This period of confinement is your opportunity to appreciate a great deal of what you generally see without ever properly noticing. Enjoy it.

Home confinement is a strange thing. In the 1650s, the French philosopher Blaise Pascal noted that: ‘The sole cause of man’s unhappiness is that he cannot stay quietly in his room.’

Really? Surely having to stay confined in one’s quarters is a kind of psychological torture? Pascal’s idea challenges one of our most cherished beliefs: that we must always be busy, out-and-about and on-the-go, visiting new places in order to feel, discover, and do new and worthwhile things.

Well now nobody can go anywhere: some can’t even make the trip to the end of their lane. What if your real problem is not so much that you aren’t allowed to go anywhere, but that you don’t how to make the most of what is now on hand: TIME. Because right now many of us have more time on our hands than we have ever had in our entire lives.

Isaac Newton was confined at home in 1665

Three hundred and fifty years ago, in 1665, Isaac Newton was in his early 20s and studying at Cambridge. Then the Great Plague struck England, eventually killing a quarter of the entire population of London. And like today, a version of social distancing was introduced. Cambridge sent students home to continue their studies, and Newton took up residence at his family estate about 80km north of Cambridge.

Without his professors to ‘guide’ him, Newton thrived. The year he spent in confinement has been referred to as his “year of wonders.” He continued to work on mathematical problems, his theories on optics, and right outside his window, there was an apple tree. Yep, that apple tree.

The story of how Newton sat under the tree, was hit on the head by an apple and suddenly understood the theory of gravity, is more myth than fact. But the theory of gravity did come to light while he was musing away during his one-year period of confinement. Newton returned to Cambridge in 1667, theories in hand. Within six months, he was made a fellow; two years later, a professor.

Make the most of your confinement

So, if you’re wondering what to do with your time for the next three months of quarantine, remember the example Newton set. This is your time to do the solitary, original, bold kind of thinking that can move your life forward – in the totally unstructured comfort of your own home. And no one cares whether or not you make it out of your pyjamas before noon.

This period of confinement creates the opportunity for your mind to order and understand itself. Fears, resentments, intentions, and dreams will become easier to name. You will start, in small steps, to know yourself slightly better.

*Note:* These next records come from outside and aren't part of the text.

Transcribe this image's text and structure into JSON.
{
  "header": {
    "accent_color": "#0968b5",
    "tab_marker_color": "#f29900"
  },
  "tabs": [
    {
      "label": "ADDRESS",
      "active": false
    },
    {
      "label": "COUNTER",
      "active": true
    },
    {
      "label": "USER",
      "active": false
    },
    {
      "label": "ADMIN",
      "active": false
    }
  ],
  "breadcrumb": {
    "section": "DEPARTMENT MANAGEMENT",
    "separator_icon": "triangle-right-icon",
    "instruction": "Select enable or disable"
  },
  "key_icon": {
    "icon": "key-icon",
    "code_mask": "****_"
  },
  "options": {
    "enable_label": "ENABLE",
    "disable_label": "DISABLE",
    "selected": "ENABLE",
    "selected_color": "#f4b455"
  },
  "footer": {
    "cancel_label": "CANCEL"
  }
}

You will – one day – recover your freedoms. The world will be yours to roam once more. You will be busy and time-poor again. In the meantime, this period of confinement is your opportunity to appreciate a great deal of what you generally see without ever properly noticing, and to understand what you have felt but not yet fully processed. Enjoy it.

Richard Sauerman
Richard Sauerman
Articles: 146